Commentary on Peculiarities

One can see from this sample of texts that in all cases for the last 400 years, TH is by far the most common consonant pair. This is very unfortunate for non-English speakers as the only languages with the TH sound are English, Greek, Gothic (long since gone!) and Icelandic. (Oh! the Zaragosa region of Spain pronounces S as TH because one of their rulers a long time ago had a lisp and they all had to imitate him. I wonder how they would speak if he had a stutter?!)

Why do we have a TH sound? The TH words in English came from Gothic, Scandinavian (Icelandic), and more recently, Greek. Here’s probably what happened:

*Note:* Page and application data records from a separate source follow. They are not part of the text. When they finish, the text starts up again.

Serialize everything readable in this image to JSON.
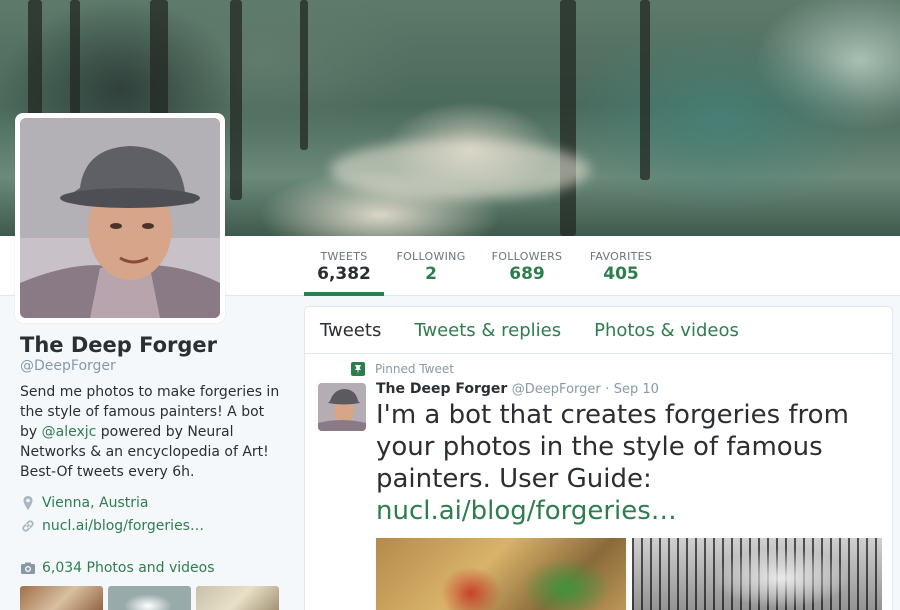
{
  "profile": {
    "name": "The Deep Forger",
    "handle": "@DeepForger",
    "bio_before": "Send me photos to make forgeries in the style of famous painters! A bot by ",
    "bio_mention": "@alexjc",
    "bio_after": " powered by Neural Networks & an encyclopedia of Art! Best-Of tweets every 6h.",
    "location": "Vienna, Austria",
    "website": "nucl.ai/blog/forgeries…",
    "photos_label": "6,034 Photos and videos"
  },
  "stats": [
    {
      "label": "TWEETS",
      "value": "6,382"
    },
    {
      "label": "FOLLOWING",
      "value": "2"
    },
    {
      "label": "FOLLOWERS",
      "value": "689"
    },
    {
      "label": "FAVORITES",
      "value": "405"
    }
  ],
  "tabs": [
    "Tweets",
    "Tweets & replies",
    "Photos & videos"
  ],
  "tweet": {
    "pinned_label": "Pinned Tweet",
    "author_name": "The Deep Forger",
    "author_handle": "@DeepForger",
    "separator": "·",
    "date": "Sep 10",
    "text": "I'm a bot that creates forgeries from your photos in the style of famous painters. User Guide: ",
    "link": "nucl.ai/blog/forgeries…"
  },
  "icons": [
    "location-pin-icon",
    "link-icon",
    "camera-icon",
    "pin-icon"
  ],
  "colors": {
    "accent": "#2e7d4f",
    "text": "#292f33",
    "muted": "#8899a6",
    "background": "#f5f8fa"
  }
}
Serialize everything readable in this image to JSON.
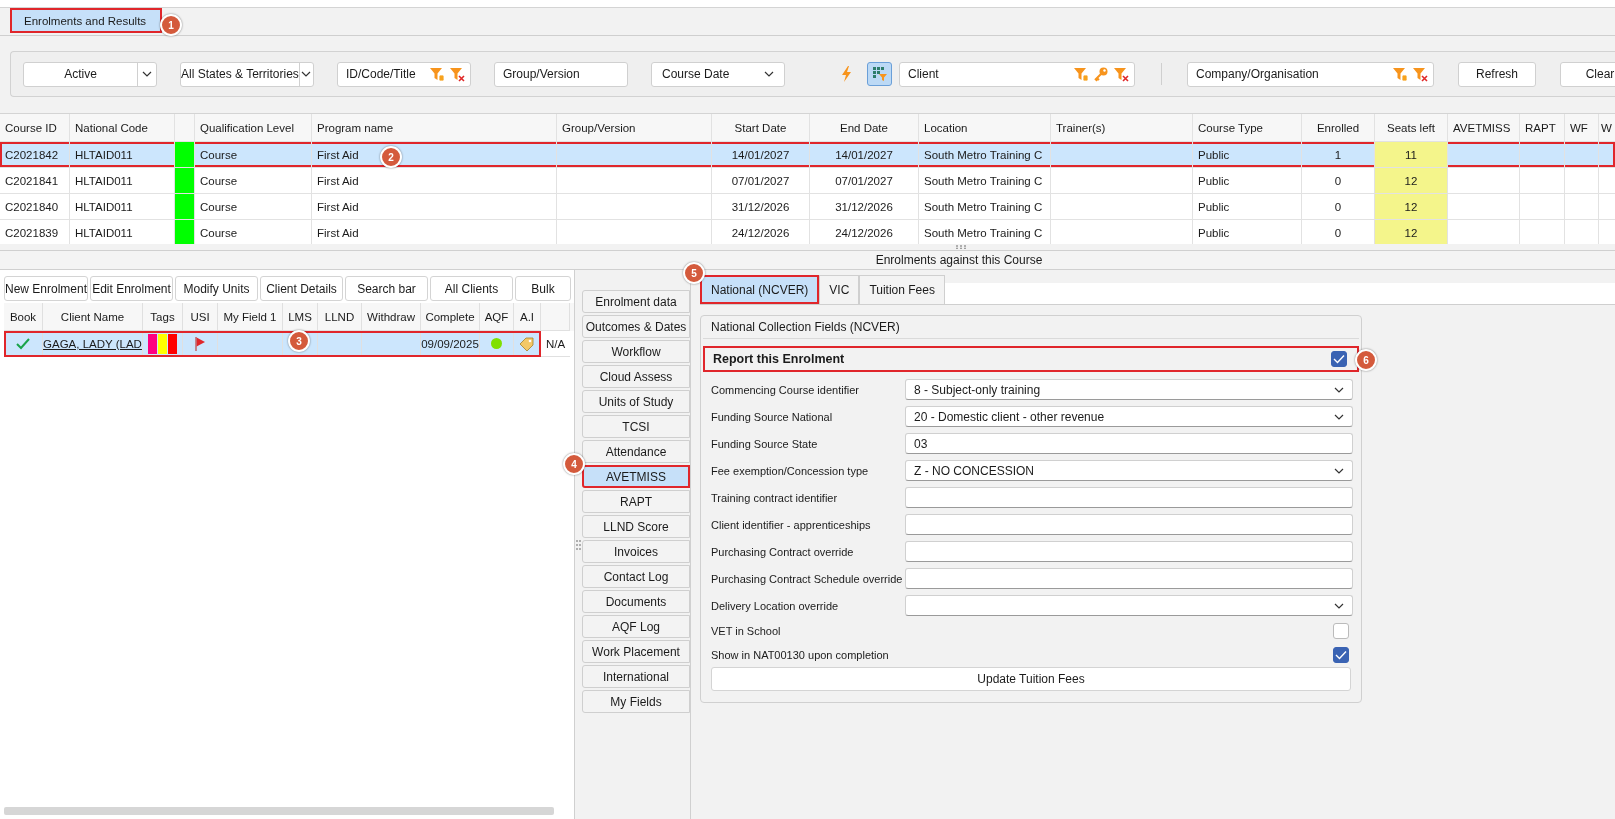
{
  "module_tab": {
    "label": "Enrolments and Results",
    "selected": true,
    "callout": "1"
  },
  "filters": [
    {
      "kind": "combo",
      "value": "Active"
    },
    {
      "kind": "combo",
      "value": "All States & Territories"
    },
    {
      "kind": "lookup",
      "placeholder": "ID/Code/Title"
    },
    {
      "kind": "text",
      "placeholder": "Group/Version"
    },
    {
      "kind": "dropdown",
      "value": "Course Date"
    },
    {
      "kind": "action"
    },
    {
      "kind": "toggle",
      "selected": true
    },
    {
      "kind": "lookup_key",
      "placeholder": "Client"
    },
    {
      "kind": "separator"
    },
    {
      "kind": "lookup",
      "placeholder": "Company/Organisation"
    },
    {
      "kind": "button",
      "label": "Refresh"
    },
    {
      "kind": "button",
      "label": "Clear"
    }
  ],
  "courses": {
    "columns": [
      "Course ID",
      "National Code",
      null,
      "Qualification Level",
      "Program name",
      "Group/Version",
      "Start Date",
      "End Date",
      "Location",
      "Trainer(s)",
      "Course Type",
      "Enrolled",
      "Seats left",
      "AVETMISS",
      "RAPT",
      "WF",
      "W"
    ],
    "rows": [
      {
        "selected": true,
        "callout": "2",
        "color": "#00ff00",
        "cells": [
          "C2021842",
          "HLTAID011",
          null,
          "Course",
          "First Aid",
          null,
          "14/01/2027",
          "14/01/2027",
          "South Metro Training C",
          null,
          "Public",
          "1",
          "11",
          null,
          null,
          null,
          null
        ]
      },
      {
        "selected": false,
        "color": "#00ff00",
        "cells": [
          "C2021841",
          "HLTAID011",
          null,
          "Course",
          "First Aid",
          null,
          "07/01/2027",
          "07/01/2027",
          "South Metro Training C",
          null,
          "Public",
          "0",
          "12",
          null,
          null,
          null,
          null
        ]
      },
      {
        "selected": false,
        "color": "#00ff00",
        "cells": [
          "C2021840",
          "HLTAID011",
          null,
          "Course",
          "First Aid",
          null,
          "31/12/2026",
          "31/12/2026",
          "South Metro Training C",
          null,
          "Public",
          "0",
          "12",
          null,
          null,
          null,
          null
        ]
      },
      {
        "selected": false,
        "color": "#00ff00",
        "cells": [
          "C2021839",
          "HLTAID011",
          null,
          "Course",
          "First Aid",
          null,
          "24/12/2026",
          "24/12/2026",
          "South Metro Training C",
          null,
          "Public",
          "0",
          "12",
          null,
          null,
          null,
          null
        ]
      }
    ]
  },
  "section_title": "Enrolments against this Course",
  "enrolment_buttons": [
    "New Enrolment",
    "Edit Enrolment",
    "Modify Units",
    "Client Details",
    "Search bar",
    "All Clients",
    "Bulk"
  ],
  "enrolments": {
    "columns": [
      "Book",
      "Client Name",
      "Tags",
      "USI",
      "My Field 1",
      "LMS",
      "LLND",
      "Withdraw",
      "Complete",
      "AQF",
      "A.I",
      null
    ],
    "rows": [
      {
        "selected": true,
        "callout": "3",
        "booked": true,
        "client_name": "GAGA, LADY (LAD",
        "tags": [
          {
            "color": "#ff0080"
          },
          {
            "color": "#ffff00"
          },
          {
            "color": "#ff0000"
          }
        ],
        "usi_flagged": true,
        "complete": "09/09/2025",
        "aqf_status": {
          "color": "#80e000"
        },
        "ai_tagged": true,
        "column_12": "N/A"
      }
    ]
  },
  "side_tabs": [
    {
      "label": "Enrolment data",
      "selected": false
    },
    {
      "label": "Outcomes & Dates",
      "selected": false
    },
    {
      "label": "Workflow",
      "selected": false
    },
    {
      "label": "Cloud Assess",
      "selected": false
    },
    {
      "label": "Units of Study",
      "selected": false
    },
    {
      "label": "TCSI",
      "selected": false
    },
    {
      "label": "Attendance",
      "selected": false
    },
    {
      "label": "AVETMISS",
      "selected": true,
      "callout": "4"
    },
    {
      "label": "RAPT",
      "selected": false
    },
    {
      "label": "LLND Score",
      "selected": false
    },
    {
      "label": "Invoices",
      "selected": false
    },
    {
      "label": "Contact Log",
      "selected": false
    },
    {
      "label": "Documents",
      "selected": false
    },
    {
      "label": "AQF Log",
      "selected": false
    },
    {
      "label": "Work Placement",
      "selected": false
    },
    {
      "label": "International",
      "selected": false
    },
    {
      "label": "My Fields",
      "selected": false
    }
  ],
  "sub_tabs": [
    {
      "label": "National (NCVER)",
      "selected": true,
      "callout": "5"
    },
    {
      "label": "VIC",
      "selected": false
    },
    {
      "label": "Tuition Fees",
      "selected": false
    }
  ],
  "form": {
    "title": "National Collection Fields (NCVER)",
    "report": {
      "label": "Report this Enrolment",
      "checked": true,
      "callout": "6"
    },
    "fields": [
      {
        "kind": "dropdown",
        "label": "Commencing Course identifier",
        "value": "8 - Subject-only training"
      },
      {
        "kind": "dropdown",
        "label": "Funding Source National",
        "value": "20 - Domestic client - other revenue"
      },
      {
        "kind": "text",
        "label": "Funding Source State",
        "value": "03"
      },
      {
        "kind": "dropdown",
        "label": "Fee exemption/Concession type",
        "value": "Z - NO CONCESSION"
      },
      {
        "kind": "text",
        "label": "Training contract identifier"
      },
      {
        "kind": "text",
        "label": "Client identifier - apprenticeships"
      },
      {
        "kind": "text",
        "label": "Purchasing Contract override"
      },
      {
        "kind": "text",
        "label": "Purchasing Contract Schedule override"
      },
      {
        "kind": "dropdown",
        "label": "Delivery Location override"
      },
      {
        "kind": "checkbox",
        "label": "VET in School",
        "checked": false
      },
      {
        "kind": "checkbox",
        "label": "Show in NAT00130 upon completion",
        "checked": true
      }
    ],
    "button": "Update Tuition Fees"
  }
}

Gothic died out around 1000 years ago (between 500 and 900 AD). [Perhaps Goths came up with this name for themselves so that no one else could pronounce it!] Some of our words may have come from the Goths, but they are not a direct ancestor of English. The Goths were busy razing Rome and then raising Gothic Cathedrals, and never made it to Bonnie England. Marauding Vikings (750-1050) may have brought the dreaded TH sound to English shores.
(th-th-thanks for noth-th-thing!) Icelandic actually has two type of TH sounds, the ‘thorn’ þand the ‘edh’ ð. I don’t know how much Icelandic there is in English, but we also have two types of TH sounds – say "think" and "this" to hear the difference. Further down the (historical) road, Britain was importing many things from the continent. It seems that when words were imported from Germany and Holland, many ‘D’s were changed to ‘TH’s – e.g. ‘dank’ to ‘thank’ – definitely an improvement, right? Anglo-Saxon snobbery or just a thtrange custom? Finally, in the past century, cool technical words have been imported from Greek (like ‘thermometer’ and ‘telethon’), or simply made up from Greek sounding words. The Greek letter for TH is Q or q (theta), belovéd by trigonometry students around the world.

In all cases WH is also within the top 10 consonant pairs. Why do we have so many WH combinations when the H is silent? Well, in old English, WH was both written and pronounced as HW – say ‘hwat’ – literally. Almost all of the words that are now written as "WH…" were originally written "HW…". This changed when the Normans who conquered England in 1066 AD and redefinded the spelling of many words including these HW ones (don’t you wish that you had that power!). Finally, a few WH words were initially "W…" words which were aspirated by the addition of an H – such as "whip" from "wippe". Posh? – not!

Nowadays we generally don’t pronounce the ‘H’ anymore – except perhaps in Wales and in the word "white". (Are there hwite hwales in Wales?) Interestingly enough, professional singers pronounce WH words as HW to make them easier to understand and soften the vowels. Interestingly enough, Tolkein included a rune for the HW sound when he invented his elvish alphabet.

Having come full circle back to Tolkein, we will stop here.
[sic] means that the spelling error was in the original document and not intruduced [sic] in the publishing process.

Michael Harwood
12 Dec 2002

I just found out from my students that Albanian and Arabic also have the TH sound! If this is true, then perhaps there are more TH languages out there!

12 Jan 2003